Every line from the one with "Convert this screenshot" up to and including the one with "Enumerate this screenshot's" is to be output exactly as it appears below; pictures are not.

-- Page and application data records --
==============================

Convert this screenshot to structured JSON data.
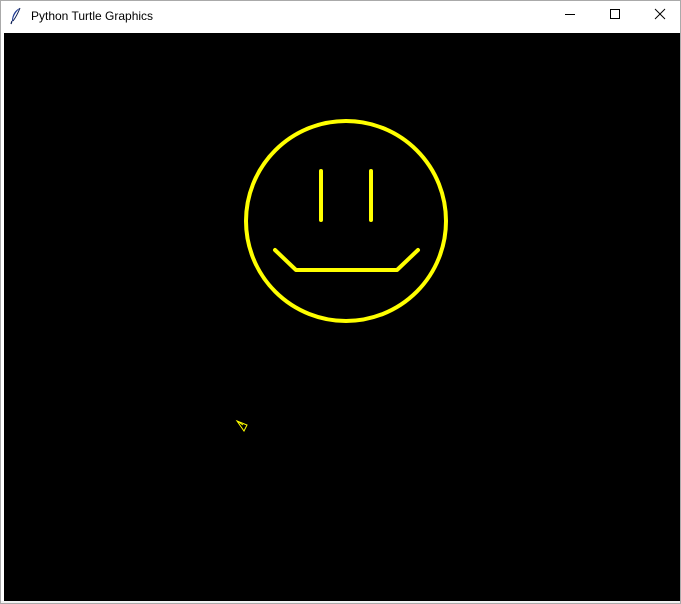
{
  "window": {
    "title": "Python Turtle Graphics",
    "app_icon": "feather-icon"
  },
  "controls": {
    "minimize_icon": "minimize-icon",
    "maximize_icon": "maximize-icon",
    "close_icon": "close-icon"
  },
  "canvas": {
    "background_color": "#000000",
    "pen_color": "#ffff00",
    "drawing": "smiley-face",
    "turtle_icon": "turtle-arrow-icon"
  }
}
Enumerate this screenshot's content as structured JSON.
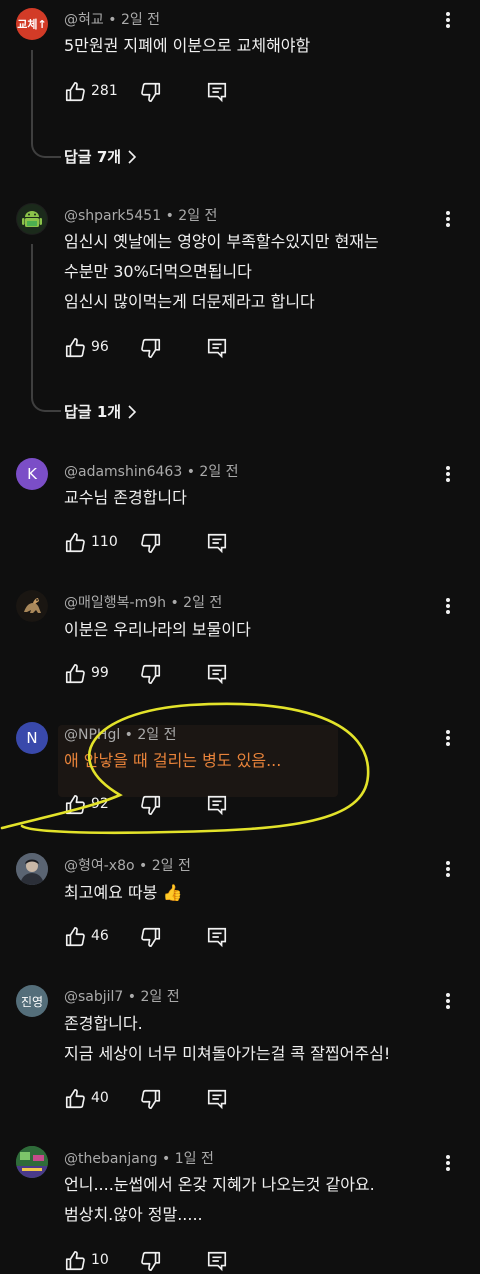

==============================

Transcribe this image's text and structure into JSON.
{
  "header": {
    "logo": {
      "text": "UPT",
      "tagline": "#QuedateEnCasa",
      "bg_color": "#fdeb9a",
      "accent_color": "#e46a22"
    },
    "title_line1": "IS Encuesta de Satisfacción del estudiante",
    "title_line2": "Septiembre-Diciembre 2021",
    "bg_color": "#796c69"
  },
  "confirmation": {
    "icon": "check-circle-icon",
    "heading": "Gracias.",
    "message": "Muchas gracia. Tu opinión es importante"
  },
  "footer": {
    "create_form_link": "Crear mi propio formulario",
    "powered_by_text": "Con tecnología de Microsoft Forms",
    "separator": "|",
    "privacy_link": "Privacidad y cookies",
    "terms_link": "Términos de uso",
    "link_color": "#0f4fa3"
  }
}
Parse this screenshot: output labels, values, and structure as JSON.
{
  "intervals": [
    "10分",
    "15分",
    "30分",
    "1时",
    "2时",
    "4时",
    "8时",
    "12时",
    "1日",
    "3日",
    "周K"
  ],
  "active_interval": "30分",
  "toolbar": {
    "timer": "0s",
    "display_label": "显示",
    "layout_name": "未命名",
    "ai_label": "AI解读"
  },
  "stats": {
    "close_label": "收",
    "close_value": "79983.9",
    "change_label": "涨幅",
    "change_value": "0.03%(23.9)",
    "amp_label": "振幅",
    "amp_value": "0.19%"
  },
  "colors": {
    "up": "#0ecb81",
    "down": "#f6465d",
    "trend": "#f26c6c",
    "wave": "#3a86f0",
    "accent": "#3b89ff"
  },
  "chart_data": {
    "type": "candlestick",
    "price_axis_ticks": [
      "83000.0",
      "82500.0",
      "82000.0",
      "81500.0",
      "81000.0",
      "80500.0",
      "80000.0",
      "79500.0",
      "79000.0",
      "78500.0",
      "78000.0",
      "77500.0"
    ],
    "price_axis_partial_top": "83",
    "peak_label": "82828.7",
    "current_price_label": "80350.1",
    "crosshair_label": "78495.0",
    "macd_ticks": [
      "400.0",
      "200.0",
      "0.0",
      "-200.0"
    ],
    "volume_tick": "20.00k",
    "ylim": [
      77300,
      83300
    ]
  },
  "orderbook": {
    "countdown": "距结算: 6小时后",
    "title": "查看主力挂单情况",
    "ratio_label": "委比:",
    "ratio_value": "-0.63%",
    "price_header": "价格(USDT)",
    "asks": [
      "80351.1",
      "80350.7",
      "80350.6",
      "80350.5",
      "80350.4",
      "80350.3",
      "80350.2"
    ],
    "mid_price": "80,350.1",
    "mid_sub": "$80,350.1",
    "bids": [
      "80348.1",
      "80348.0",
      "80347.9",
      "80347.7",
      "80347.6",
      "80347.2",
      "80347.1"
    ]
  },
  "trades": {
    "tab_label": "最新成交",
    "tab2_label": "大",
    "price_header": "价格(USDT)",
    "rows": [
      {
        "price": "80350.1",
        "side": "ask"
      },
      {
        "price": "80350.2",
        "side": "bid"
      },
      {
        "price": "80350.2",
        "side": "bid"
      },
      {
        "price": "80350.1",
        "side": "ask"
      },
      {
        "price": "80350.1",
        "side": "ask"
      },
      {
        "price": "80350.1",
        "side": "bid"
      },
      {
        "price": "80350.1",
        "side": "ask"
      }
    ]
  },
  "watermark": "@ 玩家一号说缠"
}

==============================

-- The completed task --
Convert this screenshot to structured JSON data.
{
  "window": {
    "title": "Python Turtle Graphics",
    "app_icon": "feather-icon"
  },
  "controls": {
    "minimize_icon": "minimize-icon",
    "maximize_icon": "maximize-icon",
    "close_icon": "close-icon"
  },
  "canvas": {
    "background_color": "#000000",
    "pen_color": "#ffff00",
    "drawing": "smiley-face",
    "turtle_icon": "turtle-arrow-icon"
  }
}
Enumerate this screenshot's content as structured JSON.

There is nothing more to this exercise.